Most of my pre-XP software also runs. A glaring exception is Visual Studio 6 and some of the programs I wrote for myself in Visual Basic 6. I probably can solve this by installing components that were part and parcel of previous editions of Windows but not installed by default in Windows 7. I'll have to do more experiments. However, rebuilding my complete environment for VB6 might be too much. An alternative is to keep that old hard disk handy and simply boot it to do the legacy work. And another alternative is just to update all that software to .NET and use a more contemporary version of Visual Studio. (I'll probably get some more Microsoft jabs for my recalcitrance about .NET.)

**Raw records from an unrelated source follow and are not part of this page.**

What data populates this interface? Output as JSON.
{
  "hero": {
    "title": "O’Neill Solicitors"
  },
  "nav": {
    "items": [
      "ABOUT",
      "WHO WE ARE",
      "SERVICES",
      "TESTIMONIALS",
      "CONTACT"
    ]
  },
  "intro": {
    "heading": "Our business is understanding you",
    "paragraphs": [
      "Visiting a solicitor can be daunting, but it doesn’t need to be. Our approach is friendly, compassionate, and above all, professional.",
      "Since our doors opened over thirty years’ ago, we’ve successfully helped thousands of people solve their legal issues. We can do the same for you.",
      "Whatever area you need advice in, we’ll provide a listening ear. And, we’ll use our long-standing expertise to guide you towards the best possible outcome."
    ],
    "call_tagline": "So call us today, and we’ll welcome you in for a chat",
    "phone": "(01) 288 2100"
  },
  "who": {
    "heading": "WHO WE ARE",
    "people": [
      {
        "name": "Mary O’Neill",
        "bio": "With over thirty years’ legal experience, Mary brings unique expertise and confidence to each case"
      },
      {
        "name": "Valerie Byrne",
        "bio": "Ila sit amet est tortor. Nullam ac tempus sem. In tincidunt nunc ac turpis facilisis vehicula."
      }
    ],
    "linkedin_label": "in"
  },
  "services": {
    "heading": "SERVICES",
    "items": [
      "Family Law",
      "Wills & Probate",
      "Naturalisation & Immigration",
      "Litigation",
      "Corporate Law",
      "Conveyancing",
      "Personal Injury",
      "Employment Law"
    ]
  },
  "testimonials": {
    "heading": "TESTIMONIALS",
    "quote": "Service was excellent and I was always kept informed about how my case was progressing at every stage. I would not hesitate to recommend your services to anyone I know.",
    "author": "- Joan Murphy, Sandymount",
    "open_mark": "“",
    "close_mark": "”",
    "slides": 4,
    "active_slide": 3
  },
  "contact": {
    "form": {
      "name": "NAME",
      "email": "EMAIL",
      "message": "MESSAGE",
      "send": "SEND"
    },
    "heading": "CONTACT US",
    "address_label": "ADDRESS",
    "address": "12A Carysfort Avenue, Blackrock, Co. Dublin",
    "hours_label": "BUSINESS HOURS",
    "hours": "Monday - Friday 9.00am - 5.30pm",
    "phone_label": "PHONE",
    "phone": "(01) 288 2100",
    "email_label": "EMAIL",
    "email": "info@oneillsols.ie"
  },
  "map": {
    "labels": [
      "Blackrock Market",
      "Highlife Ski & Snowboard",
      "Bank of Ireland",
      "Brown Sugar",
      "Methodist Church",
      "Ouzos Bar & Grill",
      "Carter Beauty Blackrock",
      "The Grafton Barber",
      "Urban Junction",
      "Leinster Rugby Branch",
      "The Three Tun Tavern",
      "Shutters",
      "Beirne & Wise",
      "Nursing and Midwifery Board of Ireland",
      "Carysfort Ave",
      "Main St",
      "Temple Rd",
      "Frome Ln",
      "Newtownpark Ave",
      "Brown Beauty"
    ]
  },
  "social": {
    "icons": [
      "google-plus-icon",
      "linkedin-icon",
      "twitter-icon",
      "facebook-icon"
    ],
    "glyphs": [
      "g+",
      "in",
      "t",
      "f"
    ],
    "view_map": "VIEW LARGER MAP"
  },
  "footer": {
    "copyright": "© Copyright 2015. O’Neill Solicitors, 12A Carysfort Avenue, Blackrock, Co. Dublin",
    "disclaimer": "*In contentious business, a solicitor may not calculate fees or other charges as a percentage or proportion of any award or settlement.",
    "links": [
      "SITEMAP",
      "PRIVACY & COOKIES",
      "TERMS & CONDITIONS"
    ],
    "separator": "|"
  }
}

One of the oldest programs I still run is the MS-DOS version of Air Traffic Controller. The code was last compiled in 1983 by a C compiler I no longer have. ATC runs perfectly. (Running any 28-year old software on that Mac?)
Only one thing truly tripped me up.
I use Photoshop Elements (PSE) for the majority of my image editing work. One reason I like it is the built-in organizer. That organizer maintains its data in a catalog file and both the organizer and the file are extremely smart. One powerful feature is the ability to deal with offline data - you can put images on a CD, remove the main files from your hard drive, and have PSE prompt you for the CD when you attempt to edit or view those images.
What I didn't know was that the smartness extends to the catalog backup feature. My mistake was having both hard disks accessible at the same time and the result was that the catalog ended up thinking that all the images were on the D: drive rather than on the C: drive (which is actually where they all were after I just copied the "Photos" folder from old to new).
Either I'm too smart for PSE or it's too smart for me. This will settle after some time, but it's been an annoyance.
That's about it, though. Hard to complain very loudly.
I've been using Windows XP for over 8 years. It was a tremendous advance in 2002 when it first appeared and I, like many others, rushed to embrace it. In my entire computing career I've never used one version of an operating system for such a long time. Of course, that record is partially the result of avoiding Vista and then being lazy about migrating to 7.
Windows 7 is better than XP, hands down. I'm happy.